The mother-daughter scenes in the show are absorbing in their honesty and intensity, and they wouldn’t be thus without the also-convincing performance of Laura Tatar as the daughter (Maddie), who undergoes a physical transformation as dramatic as the psychological dimensions of her coming-of-age, going from a sweet kid in a dishwater blonde pigtail and blue jeans to a punk with severe black-and-red hair and extraneous zippers and safety pins everywhere. Thanks in part to the complexly woven script, Tatar plays the “angry daughter” two-dimensionally and sympathetically. We see both the rebellion (when Maddie hurls the “f” word directly into her mother’s face) and the uncertainty and insecurity behind it (when Maddie hugs a teddy bear or faces rejection from an old friend she’s neglected). Tartar plays both of these turns with equal conviction.

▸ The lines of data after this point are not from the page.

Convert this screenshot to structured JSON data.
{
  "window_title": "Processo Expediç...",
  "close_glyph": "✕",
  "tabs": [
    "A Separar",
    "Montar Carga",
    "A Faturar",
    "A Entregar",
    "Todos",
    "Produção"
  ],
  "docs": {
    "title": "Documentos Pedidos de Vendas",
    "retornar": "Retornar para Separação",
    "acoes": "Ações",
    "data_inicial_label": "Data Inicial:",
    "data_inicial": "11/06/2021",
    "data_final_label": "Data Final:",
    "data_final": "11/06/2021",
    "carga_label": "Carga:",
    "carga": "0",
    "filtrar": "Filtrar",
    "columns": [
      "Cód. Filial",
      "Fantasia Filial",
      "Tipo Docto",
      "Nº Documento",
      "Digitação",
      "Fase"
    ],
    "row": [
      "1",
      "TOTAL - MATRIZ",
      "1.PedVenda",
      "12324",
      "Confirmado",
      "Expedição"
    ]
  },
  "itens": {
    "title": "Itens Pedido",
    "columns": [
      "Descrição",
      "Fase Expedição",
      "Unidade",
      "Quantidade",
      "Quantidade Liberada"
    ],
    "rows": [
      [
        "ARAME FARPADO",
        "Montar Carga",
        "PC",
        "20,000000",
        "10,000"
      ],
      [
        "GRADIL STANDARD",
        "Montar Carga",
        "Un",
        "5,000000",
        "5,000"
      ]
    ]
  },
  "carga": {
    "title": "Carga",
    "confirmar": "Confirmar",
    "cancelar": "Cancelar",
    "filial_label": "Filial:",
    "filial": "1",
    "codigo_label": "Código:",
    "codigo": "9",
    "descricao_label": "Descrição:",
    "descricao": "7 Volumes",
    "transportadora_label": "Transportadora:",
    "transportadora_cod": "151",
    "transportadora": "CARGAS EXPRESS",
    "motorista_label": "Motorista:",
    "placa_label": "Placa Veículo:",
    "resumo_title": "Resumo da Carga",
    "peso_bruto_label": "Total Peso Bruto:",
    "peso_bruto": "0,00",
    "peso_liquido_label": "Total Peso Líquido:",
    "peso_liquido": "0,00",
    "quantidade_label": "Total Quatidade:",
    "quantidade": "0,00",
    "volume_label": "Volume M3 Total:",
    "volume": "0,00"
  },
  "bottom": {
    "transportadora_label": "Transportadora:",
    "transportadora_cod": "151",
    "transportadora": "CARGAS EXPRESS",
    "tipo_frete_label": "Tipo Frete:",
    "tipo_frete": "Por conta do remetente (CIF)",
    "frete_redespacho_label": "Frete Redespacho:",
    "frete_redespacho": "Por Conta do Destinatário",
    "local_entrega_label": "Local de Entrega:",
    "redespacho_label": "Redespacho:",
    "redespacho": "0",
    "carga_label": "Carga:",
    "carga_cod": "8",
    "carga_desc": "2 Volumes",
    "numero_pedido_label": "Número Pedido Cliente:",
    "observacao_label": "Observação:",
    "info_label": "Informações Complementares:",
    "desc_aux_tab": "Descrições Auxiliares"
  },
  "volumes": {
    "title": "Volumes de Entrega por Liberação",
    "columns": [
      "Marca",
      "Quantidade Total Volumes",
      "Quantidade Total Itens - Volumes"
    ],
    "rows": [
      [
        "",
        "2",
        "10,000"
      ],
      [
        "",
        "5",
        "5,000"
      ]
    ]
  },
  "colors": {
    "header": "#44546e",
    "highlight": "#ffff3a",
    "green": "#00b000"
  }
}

The actors in the chorus (Jody Hovland, Kristy Hartsgrove and Jaclyn June Johnson) nimbly insert and extricate themselves from the action, letting the focus stay where it should remain: on the main characters and their conflict. The chorus steps into and out of that story to move it along, trying on characters as diverse as “Ven” the teenaged “new kid in town” who is Maddie’s latest best friend and the mother’s worst nightmare, to jaded parents in the waiting room of a family counselor, to Medusa herself, snake-hair and all. The chorus is in sync and spot on with their uniform recitations and sometimes silly stray song bursts. I swore at one point they were going to bust out with a little Supremes number - but I digress. They are also effective in their independent characters, sometimes making startling transformations themselves. I had to double-check the program and rub my eyes, for instance, when I realized that Chorus 3 and Ven were both played by Johnson.
If the measure of a play is the effect it has on its audience, count Raising Medusa a success. It is a well-written, skillfully-voiced carnival of language both poetic and dramatic that will leave you thinking about your own family drama — or lack thereof in the case of the woman who sat next to me. “I think I’m glad I had four girls,” she told me when the show was over. “They worked it all out together, between them.”
Vicki Krajewski has acted and directed with theatre companies in Chicago and Iowa including the Prairie Center for the Arts, Sandcastle Productions, Dreamwell, Catalyst, Iowa City Community Theatre and City Circle. Several of her short plays and monologues have been produced in Iowa City and Cedar Rapids. Along with her performance pieces, she does occasional newspaper reporting, freelance feature writing, technical writing, personal essays and even some poetry.